What the task requires
Every record below should be repeated word for word, with the pictures left out.
-- Opening Marker --
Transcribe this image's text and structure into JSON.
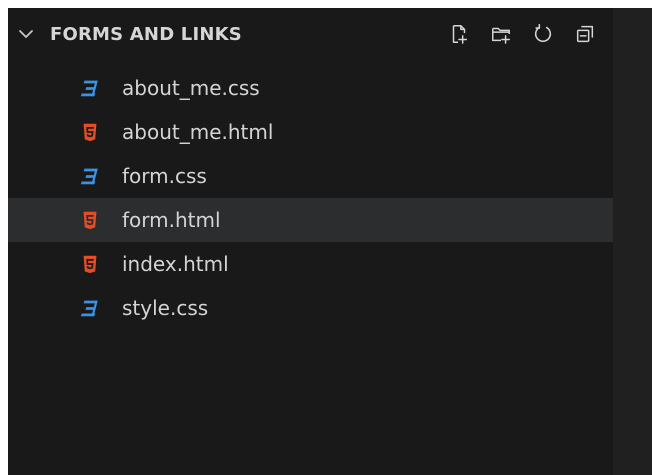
{
  "explorer": {
    "title": "FORMS AND LINKS",
    "actions": [
      {
        "name": "new-file-icon"
      },
      {
        "name": "new-folder-icon"
      },
      {
        "name": "refresh-icon"
      },
      {
        "name": "collapse-all-icon"
      }
    ],
    "files": [
      {
        "name": "about_me.css",
        "icon": "css-icon",
        "selected": false
      },
      {
        "name": "about_me.html",
        "icon": "html-icon",
        "selected": false
      },
      {
        "name": "form.css",
        "icon": "css-icon",
        "selected": false
      },
      {
        "name": "form.html",
        "icon": "html-icon",
        "selected": true
      },
      {
        "name": "index.html",
        "icon": "html-icon",
        "selected": false
      },
      {
        "name": "style.css",
        "icon": "css-icon",
        "selected": false
      }
    ]
  },
  "colors": {
    "panel_bg": "#191919",
    "selected_row": "#2b2d2e",
    "text": "#d4d4d4",
    "css_icon": "#3b91e6",
    "html_icon": "#e44d26",
    "toolbar_icon": "#d6d6d6"
  }
}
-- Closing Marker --
Answer space
Transcribe this image's text and structure into JSON.
{
  "explorer": {
    "title": "FORMS AND LINKS",
    "actions": [
      {
        "name": "new-file-icon"
      },
      {
        "name": "new-folder-icon"
      },
      {
        "name": "refresh-icon"
      },
      {
        "name": "collapse-all-icon"
      }
    ],
    "files": [
      {
        "name": "about_me.css",
        "icon": "css-icon",
        "selected": false
      },
      {
        "name": "about_me.html",
        "icon": "html-icon",
        "selected": false
      },
      {
        "name": "form.css",
        "icon": "css-icon",
        "selected": false
      },
      {
        "name": "form.html",
        "icon": "html-icon",
        "selected": true
      },
      {
        "name": "index.html",
        "icon": "html-icon",
        "selected": false
      },
      {
        "name": "style.css",
        "icon": "css-icon",
        "selected": false
      }
    ]
  },
  "colors": {
    "panel_bg": "#191919",
    "selected_row": "#2b2d2e",
    "text": "#d4d4d4",
    "css_icon": "#3b91e6",
    "html_icon": "#e44d26",
    "toolbar_icon": "#d6d6d6"
  }
}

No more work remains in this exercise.